** Task statement **
With respect to the word "true", report how many lines of the following listing include it. Give nothing but the number.

** Source data **
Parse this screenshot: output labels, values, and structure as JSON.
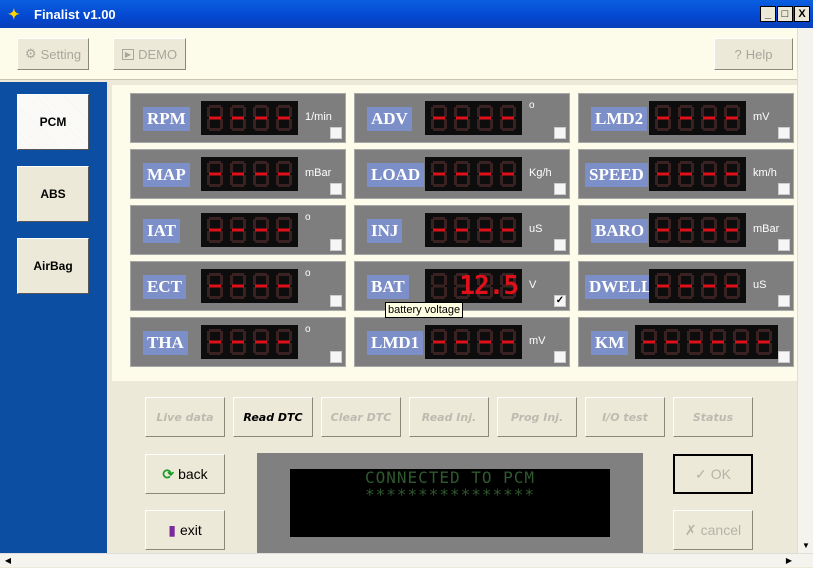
{
  "window": {
    "title": "Finalist v1.00",
    "minimize": "_",
    "maximize": "□",
    "close": "X"
  },
  "toolbar": {
    "setting": "Setting",
    "demo": "DEMO",
    "help": "Help"
  },
  "sidebar": [
    {
      "label": "PCM",
      "active": true
    },
    {
      "label": "ABS",
      "active": false
    },
    {
      "label": "AirBag",
      "active": false
    }
  ],
  "gauges": [
    {
      "label": "RPM",
      "unit": "1/min",
      "digits": [
        "-",
        "-",
        "-",
        "-"
      ],
      "checked": false
    },
    {
      "label": "ADV",
      "unit": "o",
      "digits": [
        "-",
        "-",
        "-",
        "-"
      ],
      "checked": false
    },
    {
      "label": "LMD2",
      "unit": "mV",
      "digits": [
        "-",
        "-",
        "-",
        "-"
      ],
      "checked": false
    },
    {
      "label": "MAP",
      "unit": "mBar",
      "digits": [
        "-",
        "-",
        "-",
        "-"
      ],
      "checked": false
    },
    {
      "label": "LOAD",
      "unit": "Kg/h",
      "digits": [
        "-",
        "-",
        "-",
        "-"
      ],
      "checked": false
    },
    {
      "label": "SPEED",
      "unit": "km/h",
      "digits": [
        "-",
        "-",
        "-",
        "-"
      ],
      "checked": false
    },
    {
      "label": "IAT",
      "unit": "o",
      "digits": [
        "-",
        "-",
        "-",
        "-"
      ],
      "checked": false
    },
    {
      "label": "INJ",
      "unit": "uS",
      "digits": [
        "-",
        "-",
        "-",
        "-"
      ],
      "checked": false
    },
    {
      "label": "BARO",
      "unit": "mBar",
      "digits": [
        "-",
        "-",
        "-",
        "-"
      ],
      "checked": false
    },
    {
      "label": "ECT",
      "unit": "o",
      "digits": [
        "-",
        "-",
        "-",
        "-"
      ],
      "checked": false
    },
    {
      "label": "BAT",
      "unit": "V",
      "digits": [
        " ",
        "1",
        "2.",
        "5"
      ],
      "value": "12.5",
      "checked": true
    },
    {
      "label": "DWELL",
      "unit": "uS",
      "digits": [
        "-",
        "-",
        "-",
        "-"
      ],
      "checked": false
    },
    {
      "label": "THA",
      "unit": "o",
      "digits": [
        "-",
        "-",
        "-",
        "-"
      ],
      "checked": false
    },
    {
      "label": "LMD1",
      "unit": "mV",
      "digits": [
        "-",
        "-",
        "-",
        "-"
      ],
      "checked": false
    },
    {
      "label": "KM",
      "unit": "",
      "digits": [
        "-",
        "-",
        "-",
        "-",
        "-",
        "-"
      ],
      "checked": false
    }
  ],
  "tooltip": "battery voltage",
  "functions": [
    {
      "label": "Live data",
      "enabled": false
    },
    {
      "label": "Read DTC",
      "enabled": true
    },
    {
      "label": "Clear DTC",
      "enabled": false
    },
    {
      "label": "Read Inj.",
      "enabled": false
    },
    {
      "label": "Prog Inj.",
      "enabled": false
    },
    {
      "label": "I/O test",
      "enabled": false
    },
    {
      "label": "Status",
      "enabled": false
    }
  ],
  "actions": {
    "back": "back",
    "exit": "exit",
    "ok": "OK",
    "cancel": "cancel"
  },
  "lcd": {
    "line1": "CONNECTED TO PCM",
    "line2": "****************"
  },
  "colors": {
    "segment_on": "#e0101a",
    "segment_off": "#3a2222",
    "label_bg": "#7d8fc8",
    "title_bar": "#0347d0"
  }
}
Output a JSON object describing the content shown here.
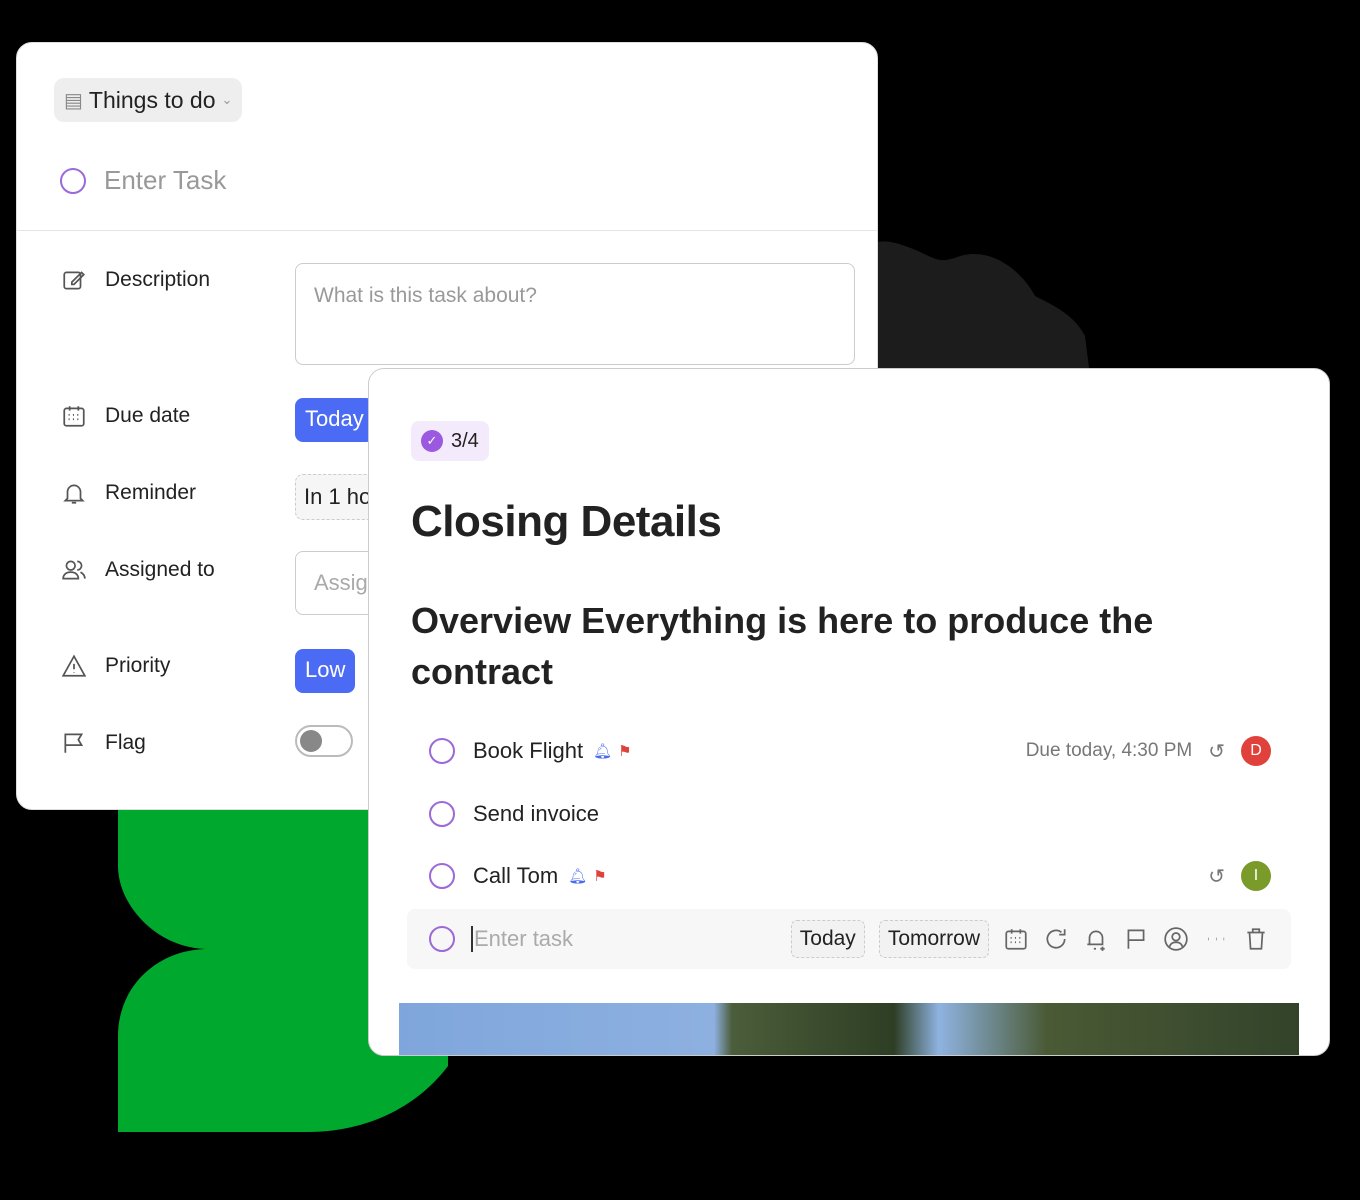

** Worked solution **
3